Look through the lines below and extract each one that contains "JSON".

(Record excerpts)

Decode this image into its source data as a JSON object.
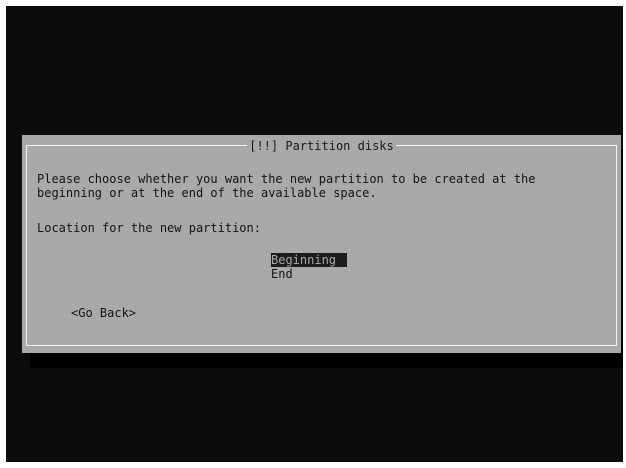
{
  "dialog": {
    "title": "[!!] Partition disks",
    "message_line1": "Please choose whether you want the new partition to be created at the",
    "message_line2": "beginning or at the end of the available space.",
    "prompt": "Location for the new partition:",
    "options": [
      {
        "label": "Beginning",
        "selected": true
      },
      {
        "label": "End",
        "selected": false
      }
    ],
    "back_button": "<Go Back>"
  },
  "colors": {
    "screen_background": "#0c0c0c",
    "dialog_background": "#a9a9a9",
    "selection_background": "#1c1c1c",
    "text": "#141414"
  }
}
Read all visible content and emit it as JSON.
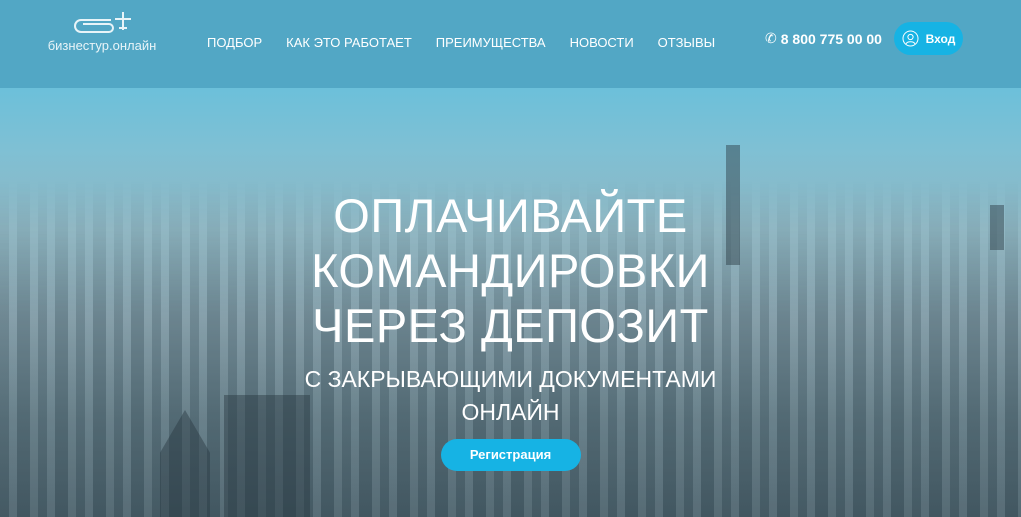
{
  "header": {
    "logo_text": "бизнестур.онлайн",
    "nav": [
      "ПОДБОР",
      "КАК ЭТО РАБОТАЕТ",
      "ПРЕИМУЩЕСТВА",
      "НОВОСТИ",
      "ОТЗЫВЫ"
    ],
    "phone": "8 800 775 00 00",
    "login_label": "Вход"
  },
  "hero": {
    "title_lines": [
      "ОПЛАЧИВАЙТЕ",
      "КОМАНДИРОВКИ",
      "ЧЕРЕЗ ДЕПОЗИТ"
    ],
    "subtitle_lines": [
      "С ЗАКРЫВАЮЩИМИ ДОКУМЕНТАМИ",
      "ОНЛАЙН"
    ],
    "register_label": "Регистрация"
  },
  "colors": {
    "accent": "#16b3e4",
    "header": "#50a5c3"
  }
}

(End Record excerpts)

Solution to this problem
Decode this image into its source data as a JSON object.
Read all visible content and emit it as JSON.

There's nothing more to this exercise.